▶ **REQUIREMENT**
Starting at the first line below, copy through to the last line exactly.
START DATA SECTION
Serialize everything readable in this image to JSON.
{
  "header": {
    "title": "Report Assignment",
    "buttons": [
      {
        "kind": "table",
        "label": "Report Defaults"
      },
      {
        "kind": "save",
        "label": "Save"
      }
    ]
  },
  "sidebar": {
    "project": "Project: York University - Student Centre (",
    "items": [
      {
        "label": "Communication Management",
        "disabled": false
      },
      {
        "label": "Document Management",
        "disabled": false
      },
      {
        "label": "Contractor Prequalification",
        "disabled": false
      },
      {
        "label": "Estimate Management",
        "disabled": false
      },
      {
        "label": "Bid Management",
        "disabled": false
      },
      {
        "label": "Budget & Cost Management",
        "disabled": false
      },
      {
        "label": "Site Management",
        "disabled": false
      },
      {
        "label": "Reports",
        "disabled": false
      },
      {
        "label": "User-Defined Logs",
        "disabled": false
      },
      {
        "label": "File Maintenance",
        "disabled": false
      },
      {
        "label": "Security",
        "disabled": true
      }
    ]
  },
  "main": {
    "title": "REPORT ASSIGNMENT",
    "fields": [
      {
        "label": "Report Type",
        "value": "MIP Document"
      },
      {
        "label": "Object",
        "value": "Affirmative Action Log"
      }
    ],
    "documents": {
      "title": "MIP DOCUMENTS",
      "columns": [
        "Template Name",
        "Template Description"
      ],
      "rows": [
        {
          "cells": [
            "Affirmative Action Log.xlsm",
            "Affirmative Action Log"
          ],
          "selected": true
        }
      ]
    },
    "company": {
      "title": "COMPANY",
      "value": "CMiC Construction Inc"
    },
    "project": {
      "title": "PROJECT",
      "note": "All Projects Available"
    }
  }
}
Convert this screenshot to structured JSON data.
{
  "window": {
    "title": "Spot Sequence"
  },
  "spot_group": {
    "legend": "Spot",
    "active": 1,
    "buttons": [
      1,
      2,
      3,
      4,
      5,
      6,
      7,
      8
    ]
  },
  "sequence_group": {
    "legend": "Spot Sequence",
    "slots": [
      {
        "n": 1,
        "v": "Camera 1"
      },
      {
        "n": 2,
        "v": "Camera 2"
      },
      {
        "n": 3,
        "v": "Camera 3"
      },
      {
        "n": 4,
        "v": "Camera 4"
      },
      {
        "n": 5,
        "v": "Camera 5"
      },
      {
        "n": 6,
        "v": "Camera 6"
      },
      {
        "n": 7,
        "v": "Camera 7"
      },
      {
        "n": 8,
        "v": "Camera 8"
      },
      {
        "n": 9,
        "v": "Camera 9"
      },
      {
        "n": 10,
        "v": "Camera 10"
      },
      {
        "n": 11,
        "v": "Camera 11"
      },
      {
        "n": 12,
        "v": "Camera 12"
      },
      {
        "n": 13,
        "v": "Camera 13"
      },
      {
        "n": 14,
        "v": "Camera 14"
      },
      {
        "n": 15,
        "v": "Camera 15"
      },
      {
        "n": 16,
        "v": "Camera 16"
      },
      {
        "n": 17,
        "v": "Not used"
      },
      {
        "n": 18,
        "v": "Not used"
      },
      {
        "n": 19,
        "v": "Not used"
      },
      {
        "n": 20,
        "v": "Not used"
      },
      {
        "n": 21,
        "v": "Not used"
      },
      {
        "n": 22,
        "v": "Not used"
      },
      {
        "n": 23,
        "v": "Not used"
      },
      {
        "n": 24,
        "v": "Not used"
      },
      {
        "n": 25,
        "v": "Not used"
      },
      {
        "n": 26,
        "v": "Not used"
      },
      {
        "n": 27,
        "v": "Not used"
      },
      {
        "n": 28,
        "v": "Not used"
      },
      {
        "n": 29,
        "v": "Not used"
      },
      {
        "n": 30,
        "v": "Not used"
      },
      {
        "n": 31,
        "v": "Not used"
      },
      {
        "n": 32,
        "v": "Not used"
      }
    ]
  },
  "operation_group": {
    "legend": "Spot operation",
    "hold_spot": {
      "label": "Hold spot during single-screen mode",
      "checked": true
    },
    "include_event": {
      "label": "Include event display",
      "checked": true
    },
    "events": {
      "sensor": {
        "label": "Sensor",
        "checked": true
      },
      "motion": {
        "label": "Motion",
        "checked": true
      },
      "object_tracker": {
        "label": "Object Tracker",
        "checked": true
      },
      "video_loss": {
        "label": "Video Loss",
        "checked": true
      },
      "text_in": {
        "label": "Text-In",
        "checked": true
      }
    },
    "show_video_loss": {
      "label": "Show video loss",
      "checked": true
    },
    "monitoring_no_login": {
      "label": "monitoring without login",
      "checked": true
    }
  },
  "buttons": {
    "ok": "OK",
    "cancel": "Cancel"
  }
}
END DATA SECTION
▶ **TASK SOLUTION**
Serialize everything readable in this image to JSON.
{
  "header": {
    "title": "Report Assignment",
    "buttons": [
      {
        "kind": "table",
        "label": "Report Defaults"
      },
      {
        "kind": "save",
        "label": "Save"
      }
    ]
  },
  "sidebar": {
    "project": "Project: York University - Student Centre (",
    "items": [
      {
        "label": "Communication Management",
        "disabled": false
      },
      {
        "label": "Document Management",
        "disabled": false
      },
      {
        "label": "Contractor Prequalification",
        "disabled": false
      },
      {
        "label": "Estimate Management",
        "disabled": false
      },
      {
        "label": "Bid Management",
        "disabled": false
      },
      {
        "label": "Budget & Cost Management",
        "disabled": false
      },
      {
        "label": "Site Management",
        "disabled": false
      },
      {
        "label": "Reports",
        "disabled": false
      },
      {
        "label": "User-Defined Logs",
        "disabled": false
      },
      {
        "label": "File Maintenance",
        "disabled": false
      },
      {
        "label": "Security",
        "disabled": true
      }
    ]
  },
  "main": {
    "title": "REPORT ASSIGNMENT",
    "fields": [
      {
        "label": "Report Type",
        "value": "MIP Document"
      },
      {
        "label": "Object",
        "value": "Affirmative Action Log"
      }
    ],
    "documents": {
      "title": "MIP DOCUMENTS",
      "columns": [
        "Template Name",
        "Template Description"
      ],
      "rows": [
        {
          "cells": [
            "Affirmative Action Log.xlsm",
            "Affirmative Action Log"
          ],
          "selected": true
        }
      ]
    },
    "company": {
      "title": "COMPANY",
      "value": "CMiC Construction Inc"
    },
    "project": {
      "title": "PROJECT",
      "note": "All Projects Available"
    }
  }
}
Convert this screenshot to structured JSON data.
{
  "window": {
    "title": "Spot Sequence"
  },
  "spot_group": {
    "legend": "Spot",
    "active": 1,
    "buttons": [
      1,
      2,
      3,
      4,
      5,
      6,
      7,
      8
    ]
  },
  "sequence_group": {
    "legend": "Spot Sequence",
    "slots": [
      {
        "n": 1,
        "v": "Camera 1"
      },
      {
        "n": 2,
        "v": "Camera 2"
      },
      {
        "n": 3,
        "v": "Camera 3"
      },
      {
        "n": 4,
        "v": "Camera 4"
      },
      {
        "n": 5,
        "v": "Camera 5"
      },
      {
        "n": 6,
        "v": "Camera 6"
      },
      {
        "n": 7,
        "v": "Camera 7"
      },
      {
        "n": 8,
        "v": "Camera 8"
      },
      {
        "n": 9,
        "v": "Camera 9"
      },
      {
        "n": 10,
        "v": "Camera 10"
      },
      {
        "n": 11,
        "v": "Camera 11"
      },
      {
        "n": 12,
        "v": "Camera 12"
      },
      {
        "n": 13,
        "v": "Camera 13"
      },
      {
        "n": 14,
        "v": "Camera 14"
      },
      {
        "n": 15,
        "v": "Camera 15"
      },
      {
        "n": 16,
        "v": "Camera 16"
      },
      {
        "n": 17,
        "v": "Not used"
      },
      {
        "n": 18,
        "v": "Not used"
      },
      {
        "n": 19,
        "v": "Not used"
      },
      {
        "n": 20,
        "v": "Not used"
      },
      {
        "n": 21,
        "v": "Not used"
      },
      {
        "n": 22,
        "v": "Not used"
      },
      {
        "n": 23,
        "v": "Not used"
      },
      {
        "n": 24,
        "v": "Not used"
      },
      {
        "n": 25,
        "v": "Not used"
      },
      {
        "n": 26,
        "v": "Not used"
      },
      {
        "n": 27,
        "v": "Not used"
      },
      {
        "n": 28,
        "v": "Not used"
      },
      {
        "n": 29,
        "v": "Not used"
      },
      {
        "n": 30,
        "v": "Not used"
      },
      {
        "n": 31,
        "v": "Not used"
      },
      {
        "n": 32,
        "v": "Not used"
      }
    ]
  },
  "operation_group": {
    "legend": "Spot operation",
    "hold_spot": {
      "label": "Hold spot during single-screen mode",
      "checked": true
    },
    "include_event": {
      "label": "Include event display",
      "checked": true
    },
    "events": {
      "sensor": {
        "label": "Sensor",
        "checked": true
      },
      "motion": {
        "label": "Motion",
        "checked": true
      },
      "object_tracker": {
        "label": "Object Tracker",
        "checked": true
      },
      "video_loss": {
        "label": "Video Loss",
        "checked": true
      },
      "text_in": {
        "label": "Text-In",
        "checked": true
      }
    },
    "show_video_loss": {
      "label": "Show video loss",
      "checked": true
    },
    "monitoring_no_login": {
      "label": "monitoring without login",
      "checked": true
    }
  },
  "buttons": {
    "ok": "OK",
    "cancel": "Cancel"
  }
}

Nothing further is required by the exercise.